RECORD EXCERPTS:

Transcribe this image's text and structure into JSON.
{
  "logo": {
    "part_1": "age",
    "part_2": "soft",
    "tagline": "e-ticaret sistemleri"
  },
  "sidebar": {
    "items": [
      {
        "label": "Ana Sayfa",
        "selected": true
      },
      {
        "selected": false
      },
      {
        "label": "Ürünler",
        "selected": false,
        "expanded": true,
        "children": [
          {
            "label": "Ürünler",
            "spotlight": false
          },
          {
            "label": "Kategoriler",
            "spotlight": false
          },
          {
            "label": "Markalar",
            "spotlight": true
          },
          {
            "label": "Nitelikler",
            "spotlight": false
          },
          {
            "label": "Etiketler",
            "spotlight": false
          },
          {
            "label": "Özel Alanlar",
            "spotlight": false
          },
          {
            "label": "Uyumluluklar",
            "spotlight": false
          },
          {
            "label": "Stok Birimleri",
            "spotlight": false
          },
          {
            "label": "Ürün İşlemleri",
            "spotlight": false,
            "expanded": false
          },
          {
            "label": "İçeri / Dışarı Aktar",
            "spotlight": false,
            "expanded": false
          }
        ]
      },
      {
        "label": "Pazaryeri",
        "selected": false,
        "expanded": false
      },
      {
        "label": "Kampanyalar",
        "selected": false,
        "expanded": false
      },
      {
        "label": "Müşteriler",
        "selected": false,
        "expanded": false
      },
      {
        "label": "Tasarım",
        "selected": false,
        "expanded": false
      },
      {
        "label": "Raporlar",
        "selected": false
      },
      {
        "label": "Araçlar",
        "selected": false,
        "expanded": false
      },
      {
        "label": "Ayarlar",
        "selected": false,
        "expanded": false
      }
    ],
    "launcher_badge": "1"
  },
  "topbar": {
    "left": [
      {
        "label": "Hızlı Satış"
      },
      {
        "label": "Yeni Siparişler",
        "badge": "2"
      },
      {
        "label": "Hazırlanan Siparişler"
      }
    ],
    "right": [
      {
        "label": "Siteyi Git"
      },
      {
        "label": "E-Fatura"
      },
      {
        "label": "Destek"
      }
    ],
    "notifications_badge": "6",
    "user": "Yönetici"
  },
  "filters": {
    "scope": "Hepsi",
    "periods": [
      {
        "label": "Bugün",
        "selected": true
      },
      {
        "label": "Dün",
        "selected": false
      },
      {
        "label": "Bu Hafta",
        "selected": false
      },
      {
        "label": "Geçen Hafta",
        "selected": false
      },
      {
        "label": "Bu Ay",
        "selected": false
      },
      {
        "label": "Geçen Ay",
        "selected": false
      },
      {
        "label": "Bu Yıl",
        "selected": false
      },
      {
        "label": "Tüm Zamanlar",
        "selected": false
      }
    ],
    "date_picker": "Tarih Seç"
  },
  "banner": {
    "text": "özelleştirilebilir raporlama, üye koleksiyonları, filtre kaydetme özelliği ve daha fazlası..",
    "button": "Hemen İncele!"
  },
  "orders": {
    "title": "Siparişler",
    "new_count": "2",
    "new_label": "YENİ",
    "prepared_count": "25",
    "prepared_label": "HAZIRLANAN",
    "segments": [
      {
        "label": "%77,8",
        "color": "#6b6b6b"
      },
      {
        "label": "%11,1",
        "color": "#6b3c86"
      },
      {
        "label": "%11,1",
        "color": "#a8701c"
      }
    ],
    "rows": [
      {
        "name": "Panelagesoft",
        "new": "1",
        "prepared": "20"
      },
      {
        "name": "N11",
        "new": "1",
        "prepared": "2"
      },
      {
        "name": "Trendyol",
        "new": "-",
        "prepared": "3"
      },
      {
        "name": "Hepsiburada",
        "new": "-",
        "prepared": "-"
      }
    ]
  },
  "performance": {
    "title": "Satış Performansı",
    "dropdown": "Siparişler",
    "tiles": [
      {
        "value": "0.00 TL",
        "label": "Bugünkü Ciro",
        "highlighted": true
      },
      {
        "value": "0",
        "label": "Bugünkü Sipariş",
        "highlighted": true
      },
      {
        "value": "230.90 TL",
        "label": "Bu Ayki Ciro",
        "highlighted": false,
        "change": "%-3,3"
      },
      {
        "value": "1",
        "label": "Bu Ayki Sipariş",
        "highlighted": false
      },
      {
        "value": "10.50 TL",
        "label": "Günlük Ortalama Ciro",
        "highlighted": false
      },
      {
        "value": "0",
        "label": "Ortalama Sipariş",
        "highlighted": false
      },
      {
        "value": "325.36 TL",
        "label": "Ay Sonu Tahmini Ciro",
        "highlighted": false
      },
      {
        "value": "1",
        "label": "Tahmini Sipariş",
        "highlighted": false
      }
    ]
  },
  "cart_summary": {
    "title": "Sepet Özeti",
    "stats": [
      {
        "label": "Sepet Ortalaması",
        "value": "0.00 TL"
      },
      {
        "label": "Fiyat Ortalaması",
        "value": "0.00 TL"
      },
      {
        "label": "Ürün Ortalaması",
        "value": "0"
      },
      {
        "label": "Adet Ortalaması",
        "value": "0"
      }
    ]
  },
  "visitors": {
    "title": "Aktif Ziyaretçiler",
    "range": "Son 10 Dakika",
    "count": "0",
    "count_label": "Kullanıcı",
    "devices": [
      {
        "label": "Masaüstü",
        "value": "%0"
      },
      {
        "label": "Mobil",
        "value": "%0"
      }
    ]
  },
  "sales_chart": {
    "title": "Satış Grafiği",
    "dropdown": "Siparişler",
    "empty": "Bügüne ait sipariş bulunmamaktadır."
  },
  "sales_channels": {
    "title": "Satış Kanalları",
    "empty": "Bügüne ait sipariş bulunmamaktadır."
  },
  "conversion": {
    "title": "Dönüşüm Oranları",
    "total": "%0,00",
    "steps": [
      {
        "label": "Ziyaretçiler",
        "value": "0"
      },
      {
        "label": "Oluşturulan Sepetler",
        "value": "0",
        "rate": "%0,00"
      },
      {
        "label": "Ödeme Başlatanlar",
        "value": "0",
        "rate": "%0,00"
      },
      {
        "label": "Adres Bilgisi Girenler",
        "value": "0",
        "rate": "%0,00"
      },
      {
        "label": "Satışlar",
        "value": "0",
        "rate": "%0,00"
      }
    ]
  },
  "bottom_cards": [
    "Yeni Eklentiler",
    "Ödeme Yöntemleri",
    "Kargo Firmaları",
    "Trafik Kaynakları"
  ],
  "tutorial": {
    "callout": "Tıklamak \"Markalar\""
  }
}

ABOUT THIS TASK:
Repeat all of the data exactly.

EXERCISE OUTPUT:
Transcribe this image's text and structure into JSON.
{
  "logo": {
    "part_1": "age",
    "part_2": "soft",
    "tagline": "e-ticaret sistemleri"
  },
  "sidebar": {
    "items": [
      {
        "label": "Ana Sayfa",
        "selected": true
      },
      {
        "selected": false
      },
      {
        "label": "Ürünler",
        "selected": false,
        "expanded": true,
        "children": [
          {
            "label": "Ürünler",
            "spotlight": false
          },
          {
            "label": "Kategoriler",
            "spotlight": false
          },
          {
            "label": "Markalar",
            "spotlight": true
          },
          {
            "label": "Nitelikler",
            "spotlight": false
          },
          {
            "label": "Etiketler",
            "spotlight": false
          },
          {
            "label": "Özel Alanlar",
            "spotlight": false
          },
          {
            "label": "Uyumluluklar",
            "spotlight": false
          },
          {
            "label": "Stok Birimleri",
            "spotlight": false
          },
          {
            "label": "Ürün İşlemleri",
            "spotlight": false,
            "expanded": false
          },
          {
            "label": "İçeri / Dışarı Aktar",
            "spotlight": false,
            "expanded": false
          }
        ]
      },
      {
        "label": "Pazaryeri",
        "selected": false,
        "expanded": false
      },
      {
        "label": "Kampanyalar",
        "selected": false,
        "expanded": false
      },
      {
        "label": "Müşteriler",
        "selected": false,
        "expanded": false
      },
      {
        "label": "Tasarım",
        "selected": false,
        "expanded": false
      },
      {
        "label": "Raporlar",
        "selected": false
      },
      {
        "label": "Araçlar",
        "selected": false,
        "expanded": false
      },
      {
        "label": "Ayarlar",
        "selected": false,
        "expanded": false
      }
    ],
    "launcher_badge": "1"
  },
  "topbar": {
    "left": [
      {
        "label": "Hızlı Satış"
      },
      {
        "label": "Yeni Siparişler",
        "badge": "2"
      },
      {
        "label": "Hazırlanan Siparişler"
      }
    ],
    "right": [
      {
        "label": "Siteyi Git"
      },
      {
        "label": "E-Fatura"
      },
      {
        "label": "Destek"
      }
    ],
    "notifications_badge": "6",
    "user": "Yönetici"
  },
  "filters": {
    "scope": "Hepsi",
    "periods": [
      {
        "label": "Bugün",
        "selected": true
      },
      {
        "label": "Dün",
        "selected": false
      },
      {
        "label": "Bu Hafta",
        "selected": false
      },
      {
        "label": "Geçen Hafta",
        "selected": false
      },
      {
        "label": "Bu Ay",
        "selected": false
      },
      {
        "label": "Geçen Ay",
        "selected": false
      },
      {
        "label": "Bu Yıl",
        "selected": false
      },
      {
        "label": "Tüm Zamanlar",
        "selected": false
      }
    ],
    "date_picker": "Tarih Seç"
  },
  "banner": {
    "text": "özelleştirilebilir raporlama, üye koleksiyonları, filtre kaydetme özelliği ve daha fazlası..",
    "button": "Hemen İncele!"
  },
  "orders": {
    "title": "Siparişler",
    "new_count": "2",
    "new_label": "YENİ",
    "prepared_count": "25",
    "prepared_label": "HAZIRLANAN",
    "segments": [
      {
        "label": "%77,8",
        "color": "#6b6b6b"
      },
      {
        "label": "%11,1",
        "color": "#6b3c86"
      },
      {
        "label": "%11,1",
        "color": "#a8701c"
      }
    ],
    "rows": [
      {
        "name": "Panelagesoft",
        "new": "1",
        "prepared": "20"
      },
      {
        "name": "N11",
        "new": "1",
        "prepared": "2"
      },
      {
        "name": "Trendyol",
        "new": "-",
        "prepared": "3"
      },
      {
        "name": "Hepsiburada",
        "new": "-",
        "prepared": "-"
      }
    ]
  },
  "performance": {
    "title": "Satış Performansı",
    "dropdown": "Siparişler",
    "tiles": [
      {
        "value": "0.00 TL",
        "label": "Bugünkü Ciro",
        "highlighted": true
      },
      {
        "value": "0",
        "label": "Bugünkü Sipariş",
        "highlighted": true
      },
      {
        "value": "230.90 TL",
        "label": "Bu Ayki Ciro",
        "highlighted": false,
        "change": "%-3,3"
      },
      {
        "value": "1",
        "label": "Bu Ayki Sipariş",
        "highlighted": false
      },
      {
        "value": "10.50 TL",
        "label": "Günlük Ortalama Ciro",
        "highlighted": false
      },
      {
        "value": "0",
        "label": "Ortalama Sipariş",
        "highlighted": false
      },
      {
        "value": "325.36 TL",
        "label": "Ay Sonu Tahmini Ciro",
        "highlighted": false
      },
      {
        "value": "1",
        "label": "Tahmini Sipariş",
        "highlighted": false
      }
    ]
  },
  "cart_summary": {
    "title": "Sepet Özeti",
    "stats": [
      {
        "label": "Sepet Ortalaması",
        "value": "0.00 TL"
      },
      {
        "label": "Fiyat Ortalaması",
        "value": "0.00 TL"
      },
      {
        "label": "Ürün Ortalaması",
        "value": "0"
      },
      {
        "label": "Adet Ortalaması",
        "value": "0"
      }
    ]
  },
  "visitors": {
    "title": "Aktif Ziyaretçiler",
    "range": "Son 10 Dakika",
    "count": "0",
    "count_label": "Kullanıcı",
    "devices": [
      {
        "label": "Masaüstü",
        "value": "%0"
      },
      {
        "label": "Mobil",
        "value": "%0"
      }
    ]
  },
  "sales_chart": {
    "title": "Satış Grafiği",
    "dropdown": "Siparişler",
    "empty": "Bügüne ait sipariş bulunmamaktadır."
  },
  "sales_channels": {
    "title": "Satış Kanalları",
    "empty": "Bügüne ait sipariş bulunmamaktadır."
  },
  "conversion": {
    "title": "Dönüşüm Oranları",
    "total": "%0,00",
    "steps": [
      {
        "label": "Ziyaretçiler",
        "value": "0"
      },
      {
        "label": "Oluşturulan Sepetler",
        "value": "0",
        "rate": "%0,00"
      },
      {
        "label": "Ödeme Başlatanlar",
        "value": "0",
        "rate": "%0,00"
      },
      {
        "label": "Adres Bilgisi Girenler",
        "value": "0",
        "rate": "%0,00"
      },
      {
        "label": "Satışlar",
        "value": "0",
        "rate": "%0,00"
      }
    ]
  },
  "bottom_cards": [
    "Yeni Eklentiler",
    "Ödeme Yöntemleri",
    "Kargo Firmaları",
    "Trafik Kaynakları"
  ],
  "tutorial": {
    "callout": "Tıklamak \"Markalar\""
  }
}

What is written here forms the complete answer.